Find the string "juice" in the records. Copy every line it appears in.

··· Records to use ···

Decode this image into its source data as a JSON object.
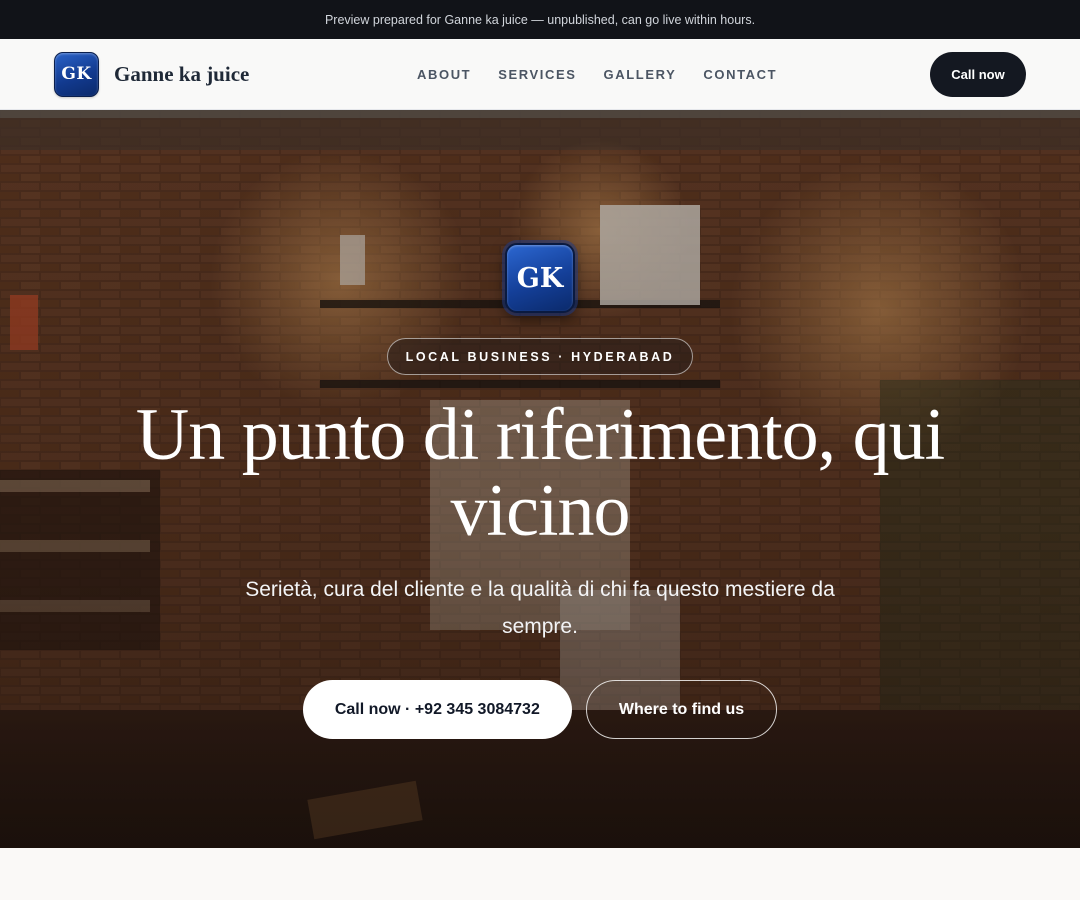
{
  "preview_banner": "Preview prepared for Ganne ka juice — unpublished, can go live within hours.",
  "header": {
    "logo_initials": "GK",
    "brand_name": "Ganne ka juice",
    "nav": [
      "ABOUT",
      "SERVICES",
      "GALLERY",
      "CONTACT"
    ],
    "cta_label": "Call now"
  },
  "hero": {
    "logo_initials": "GK",
    "badge": "LOCAL BUSINESS · HYDERABAD",
    "title": "Un punto di riferimento, qui vicino",
    "subtitle": "Serietà, cura del cliente e la qualità di chi fa questo mestiere da sempre.",
    "primary_button": "Call now · +92 345 3084732",
    "secondary_button": "Where to find us",
    "background_image": "coffee-shop-interior-photo"
  },
  "colors": {
    "brand_blue": "#143f98",
    "dark": "#141821",
    "preview_bar": "#111318"
  }
}
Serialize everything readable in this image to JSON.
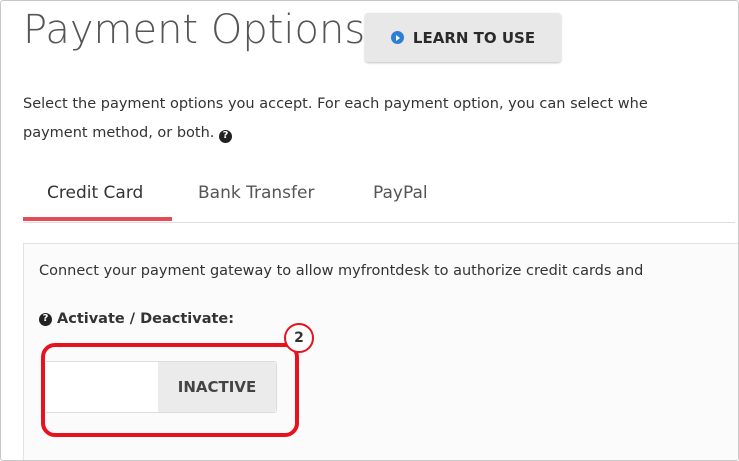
{
  "page": {
    "title": "Payment Options",
    "learn_button_label": "LEARN TO USE",
    "description_line1": "Select the payment options you accept. For each payment option, you can select whe",
    "description_line2": "payment method, or both. "
  },
  "tabs": [
    {
      "label": "Credit Card",
      "active": true
    },
    {
      "label": "Bank Transfer",
      "active": false
    },
    {
      "label": "PayPal",
      "active": false
    }
  ],
  "panel": {
    "connect_text": "Connect your payment gateway to allow myfrontdesk to authorize credit cards and",
    "activate_label": "Activate / Deactivate:",
    "toggle_state": "INACTIVE"
  },
  "annotation": {
    "step_number": "2"
  },
  "colors": {
    "accent_tab": "#e34b55",
    "annotation_red": "#e8121e",
    "play_icon_blue": "#2d7fd3"
  },
  "icons": {
    "learn_button": "play-circle-icon",
    "help": "question-circle-icon"
  }
}
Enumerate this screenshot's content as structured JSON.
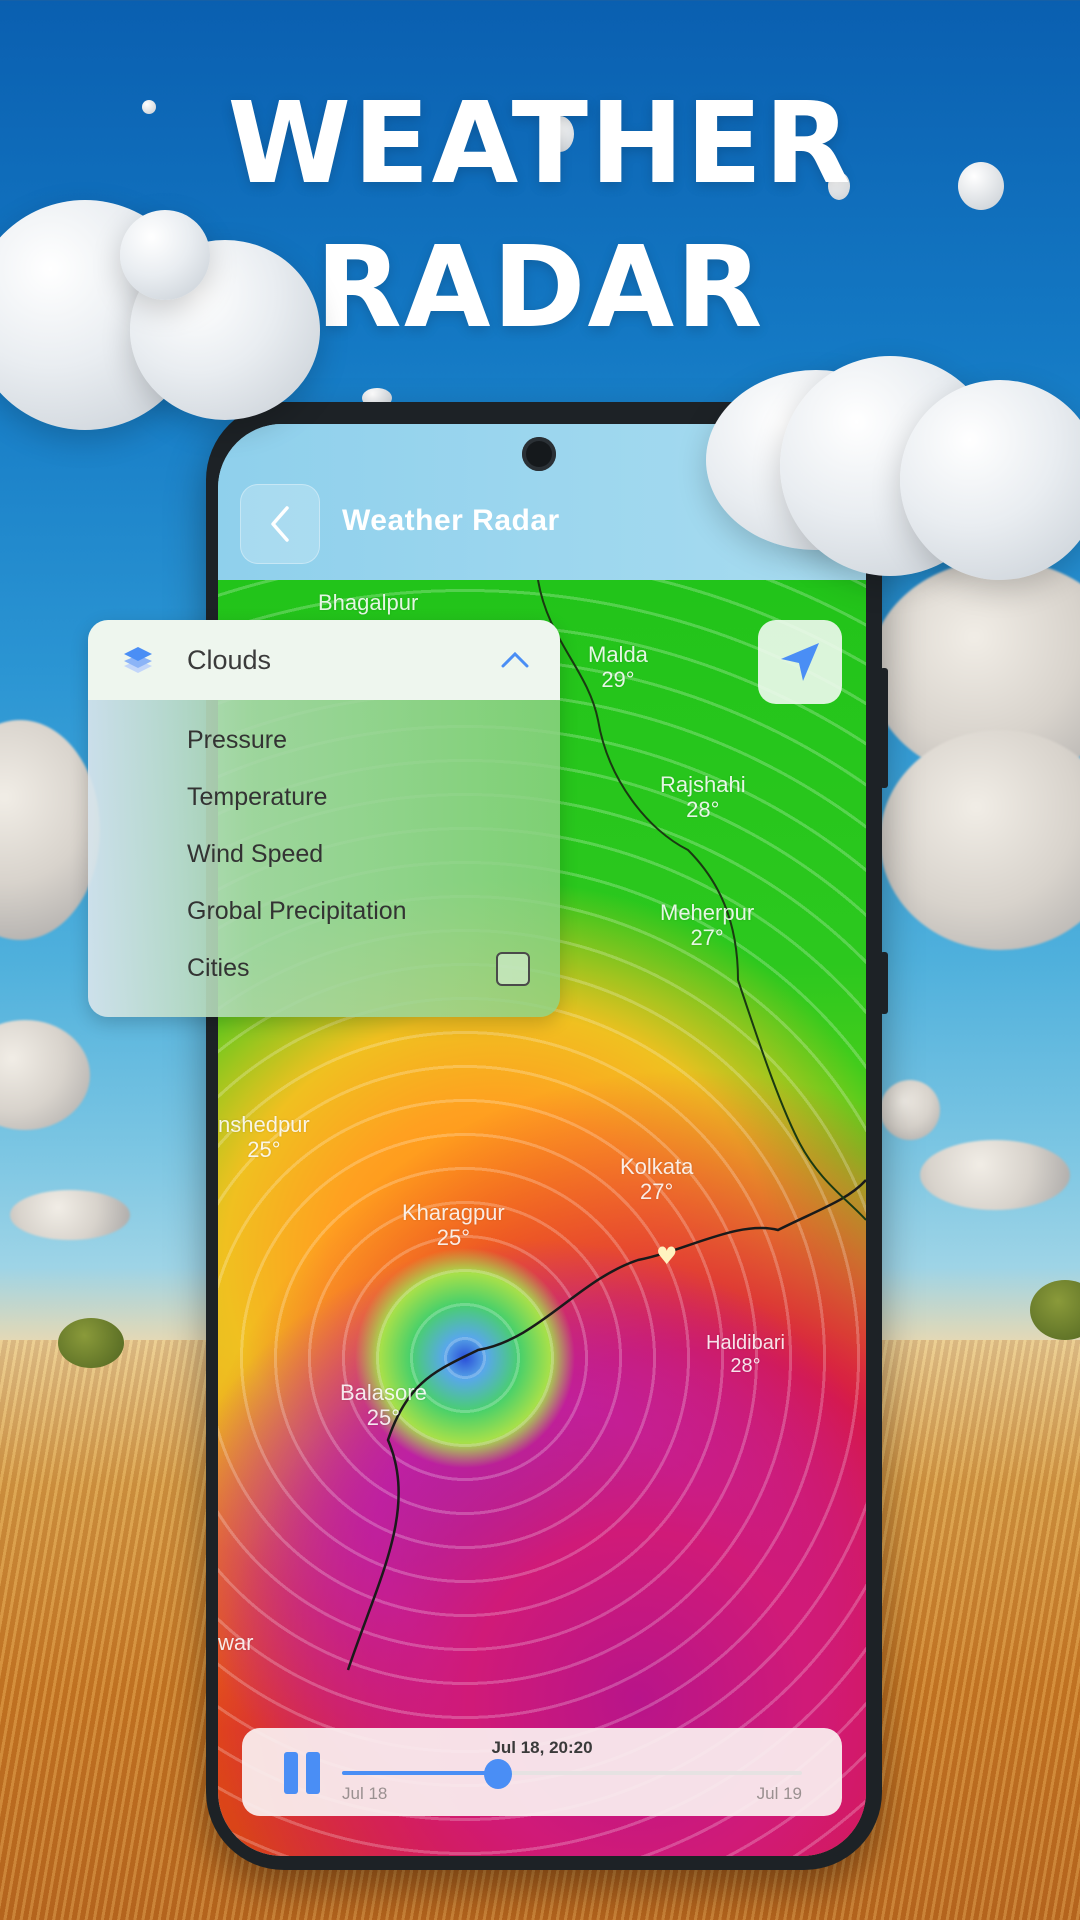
{
  "promo": {
    "headline_line1": "WEATHER",
    "headline_line2": "RADAR"
  },
  "app": {
    "title": "Weather Radar",
    "back_icon": "chevron-left-icon",
    "locate_icon": "navigation-arrow-icon"
  },
  "layers": {
    "selected": "Clouds",
    "selected_icon": "layers-icon",
    "expand_icon": "chevron-up-icon",
    "options": [
      {
        "label": "Pressure"
      },
      {
        "label": "Temperature"
      },
      {
        "label": "Wind Speed"
      },
      {
        "label": "Grobal Precipitation"
      },
      {
        "label": "Cities",
        "checkbox": true,
        "checked": false
      }
    ]
  },
  "map": {
    "cities": [
      {
        "name": "Bhagalpur",
        "temp": ""
      },
      {
        "name": "Malda",
        "temp": "29°"
      },
      {
        "name": "Rajshahi",
        "temp": "28°"
      },
      {
        "name": "Meherpur",
        "temp": "27°"
      },
      {
        "name": "nshedpur",
        "temp": "25°"
      },
      {
        "name": "Kolkata",
        "temp": "27°"
      },
      {
        "name": "Kharagpur",
        "temp": "25°"
      },
      {
        "name": "Balasore",
        "temp": "25°"
      },
      {
        "name": "Haldibari",
        "temp": "28°"
      },
      {
        "name": "war",
        "temp": ""
      }
    ]
  },
  "player": {
    "state": "playing",
    "current_time": "Jul 18, 20:20",
    "start_label": "Jul 18",
    "end_label": "Jul 19",
    "progress": 0.34,
    "accent": "#4a8ef5"
  }
}
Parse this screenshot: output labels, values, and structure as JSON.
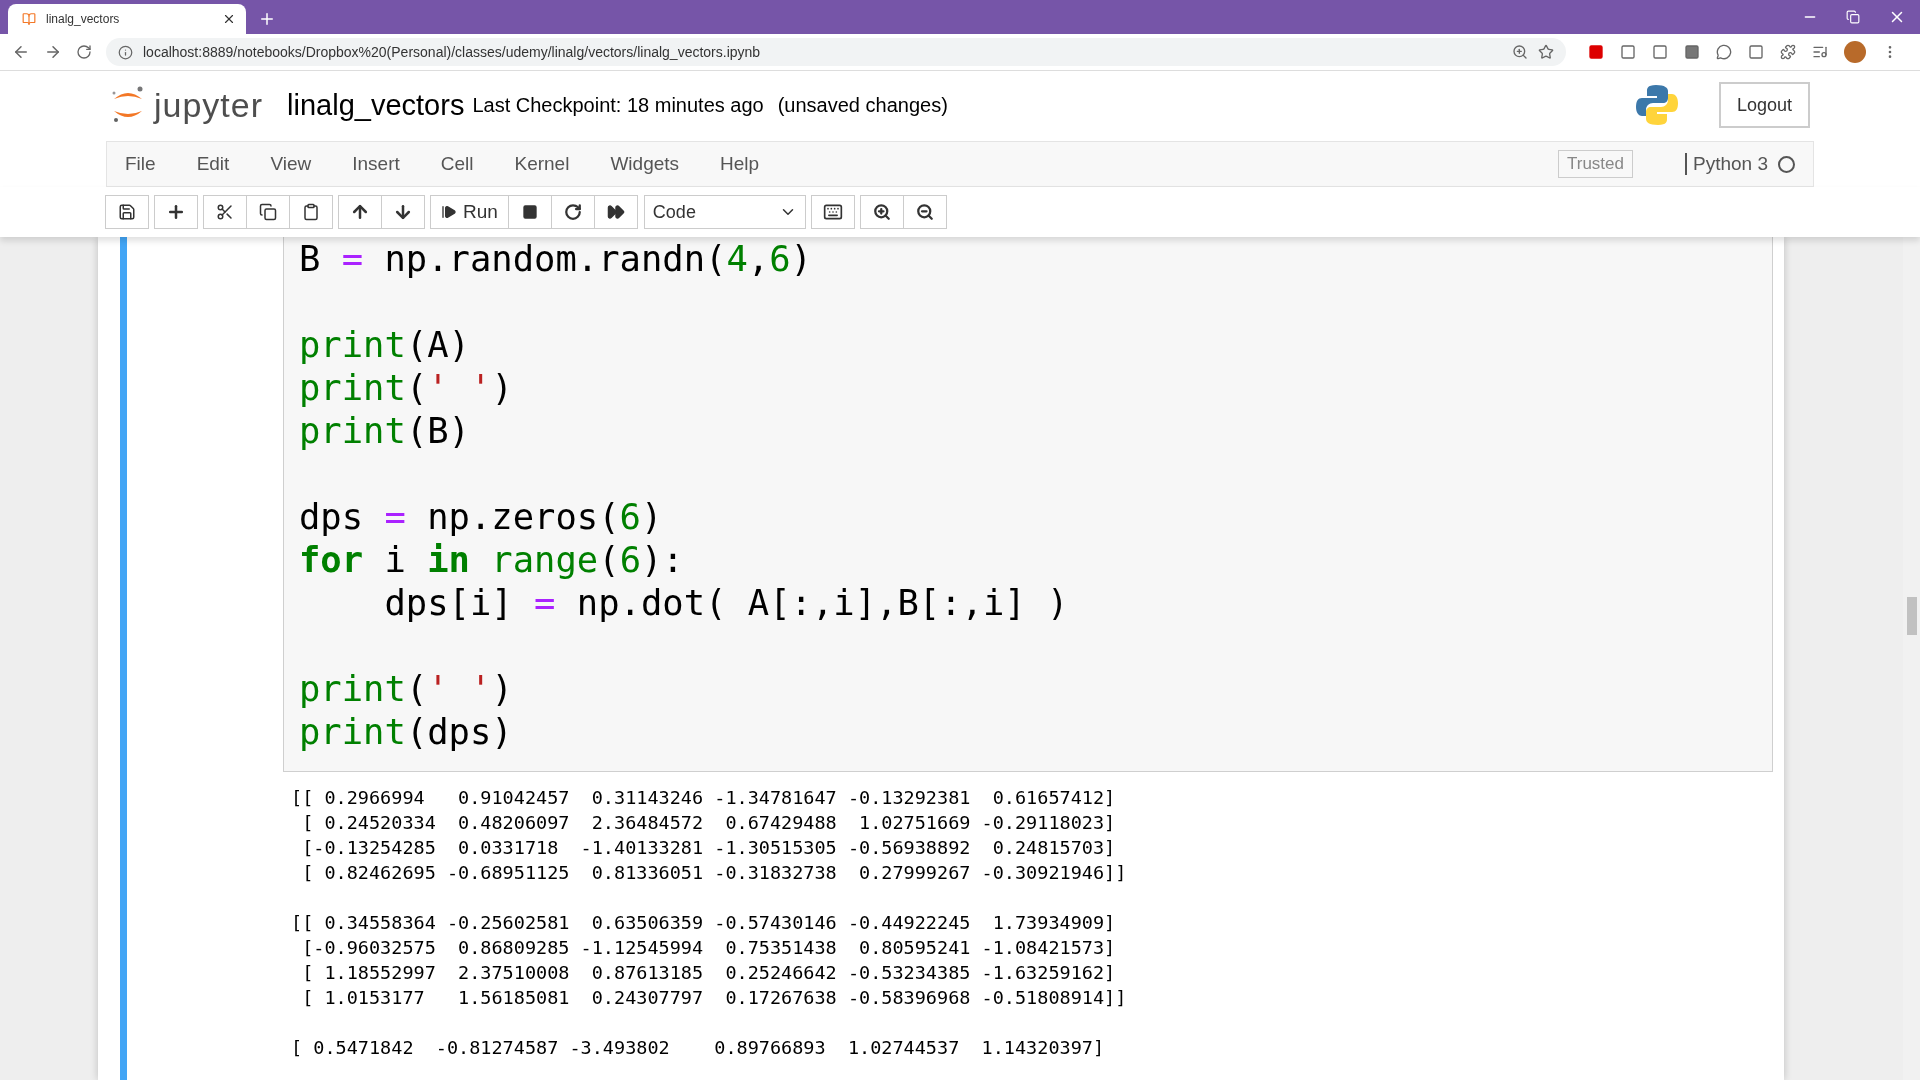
{
  "browser": {
    "tab_title": "linalg_vectors",
    "url": "localhost:8889/notebooks/Dropbox%20(Personal)/classes/udemy/linalg/vectors/linalg_vectors.ipynb"
  },
  "header": {
    "logo_text": "jupyter",
    "notebook_name": "linalg_vectors",
    "checkpoint": "Last Checkpoint: 18 minutes ago",
    "save_status": "(unsaved changes)",
    "logout": "Logout"
  },
  "menu": [
    "File",
    "Edit",
    "View",
    "Insert",
    "Cell",
    "Kernel",
    "Widgets",
    "Help"
  ],
  "trusted": "Trusted",
  "kernel": "Python 3",
  "toolbar": {
    "run_label": "Run",
    "cell_type": "Code"
  },
  "cell": {
    "code_blocks": [
      [
        [
          {
            "t": "B ",
            "kind": "plain"
          },
          {
            "t": "=",
            "kind": "op"
          },
          {
            "t": " np.random.randn(",
            "kind": "plain"
          },
          {
            "t": "4",
            "kind": "num"
          },
          {
            "t": ",",
            "kind": "plain"
          },
          {
            "t": "6",
            "kind": "num"
          },
          {
            "t": ")",
            "kind": "plain"
          }
        ]
      ],
      [
        [
          {
            "t": "print",
            "kind": "builtin"
          },
          {
            "t": "(A)",
            "kind": "plain"
          }
        ],
        [
          {
            "t": "print",
            "kind": "builtin"
          },
          {
            "t": "(",
            "kind": "plain"
          },
          {
            "t": "' '",
            "kind": "str"
          },
          {
            "t": ")",
            "kind": "plain"
          }
        ],
        [
          {
            "t": "print",
            "kind": "builtin"
          },
          {
            "t": "(B)",
            "kind": "plain"
          }
        ]
      ],
      [
        [
          {
            "t": "dps ",
            "kind": "plain"
          },
          {
            "t": "=",
            "kind": "op"
          },
          {
            "t": " np.zeros(",
            "kind": "plain"
          },
          {
            "t": "6",
            "kind": "num"
          },
          {
            "t": ")",
            "kind": "plain"
          }
        ],
        [
          {
            "t": "for",
            "kind": "keyword"
          },
          {
            "t": " i ",
            "kind": "plain"
          },
          {
            "t": "in",
            "kind": "keyword"
          },
          {
            "t": " range",
            "kind": "builtin"
          },
          {
            "t": "(",
            "kind": "plain"
          },
          {
            "t": "6",
            "kind": "num"
          },
          {
            "t": "):",
            "kind": "plain"
          }
        ],
        [
          {
            "t": "    dps[i] ",
            "kind": "plain"
          },
          {
            "t": "=",
            "kind": "op"
          },
          {
            "t": " np.dot( A[:,i],B[:,i] )",
            "kind": "plain"
          }
        ]
      ],
      [
        [
          {
            "t": "print",
            "kind": "builtin"
          },
          {
            "t": "(",
            "kind": "plain"
          },
          {
            "t": "' '",
            "kind": "str"
          },
          {
            "t": ")",
            "kind": "plain"
          }
        ],
        [
          {
            "t": "print",
            "kind": "builtin"
          },
          {
            "t": "(dps)",
            "kind": "plain"
          }
        ]
      ]
    ],
    "output_blocks": [
      [
        "[[ 0.2966994   0.91042457  0.31143246 -1.34781647 -0.13292381  0.61657412]",
        " [ 0.24520334  0.48206097  2.36484572  0.67429488  1.02751669 -0.29118023]",
        " [-0.13254285  0.0331718  -1.40133281 -1.30515305 -0.56938892  0.24815703]",
        " [ 0.82462695 -0.68951125  0.81336051 -0.31832738  0.27999267 -0.30921946]]"
      ],
      [
        "[[ 0.34558364 -0.25602581  0.63506359 -0.57430146 -0.44922245  1.73934909]",
        " [-0.96032575  0.86809285 -1.12545994  0.75351438  0.80595241 -1.08421573]",
        " [ 1.18552997  2.37510008  0.87613185  0.25246642 -0.53234385 -1.63259162]",
        " [ 1.0153177   1.56185081  0.24307797  0.17267638 -0.58396968 -0.51808914]]"
      ],
      [
        "[ 0.5471842  -0.81274587 -3.493802    0.89766893  1.02744537  1.14320397]"
      ]
    ]
  }
}
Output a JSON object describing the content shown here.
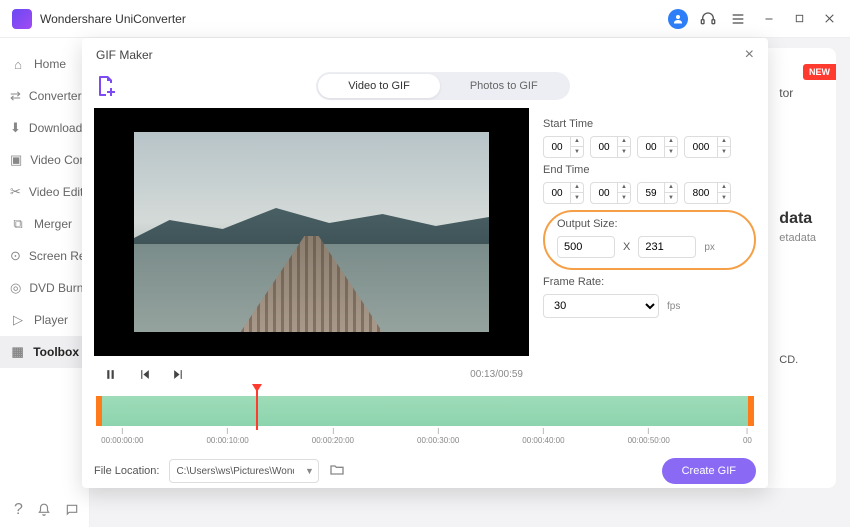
{
  "app": {
    "title": "Wondershare UniConverter"
  },
  "sidebar": {
    "items": [
      {
        "label": "Home"
      },
      {
        "label": "Converter"
      },
      {
        "label": "Downloader"
      },
      {
        "label": "Video Compressor"
      },
      {
        "label": "Video Editor"
      },
      {
        "label": "Merger"
      },
      {
        "label": "Screen Recorder"
      },
      {
        "label": "DVD Burner"
      },
      {
        "label": "Player"
      },
      {
        "label": "Toolbox"
      }
    ]
  },
  "background": {
    "new_badge": "NEW",
    "tor_fragment": "tor",
    "data_heading": "data",
    "data_sub": "etadata",
    "cd_line": "CD."
  },
  "modal": {
    "title": "GIF Maker",
    "tabs": {
      "video": "Video to GIF",
      "photos": "Photos to GIF"
    },
    "start_label": "Start Time",
    "end_label": "End Time",
    "start": {
      "h": "00",
      "m": "00",
      "s": "00",
      "ms": "000"
    },
    "end": {
      "h": "00",
      "m": "00",
      "s": "59",
      "ms": "800"
    },
    "output_label": "Output Size:",
    "output": {
      "w": "500",
      "h": "231",
      "sep": "X",
      "unit": "px"
    },
    "framerate_label": "Frame Rate:",
    "framerate": {
      "value": "30",
      "unit": "fps"
    },
    "playback": {
      "elapsed": "00:13",
      "total": "00:59"
    },
    "timeline": {
      "ticks": [
        "00:00:00:00",
        "00:00:10:00",
        "00:00:20:00",
        "00:00:30:00",
        "00:00:40:00",
        "00:00:50:00",
        "00"
      ]
    },
    "footer": {
      "label": "File Location:",
      "path": "C:\\Users\\ws\\Pictures\\Wonders",
      "create": "Create GIF"
    }
  }
}
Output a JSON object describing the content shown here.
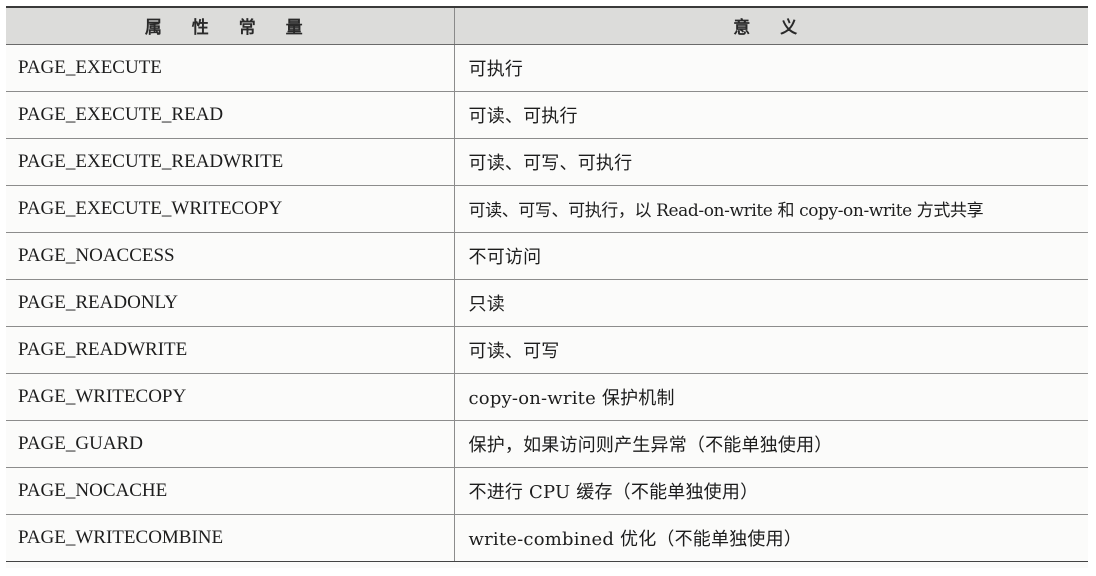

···

_Solution to this problem_
  "preview_banner": "Preview prepared for Ganne ka juice — unpublished, can go live within hours.",
    "brand_name": "Ganne ka juice",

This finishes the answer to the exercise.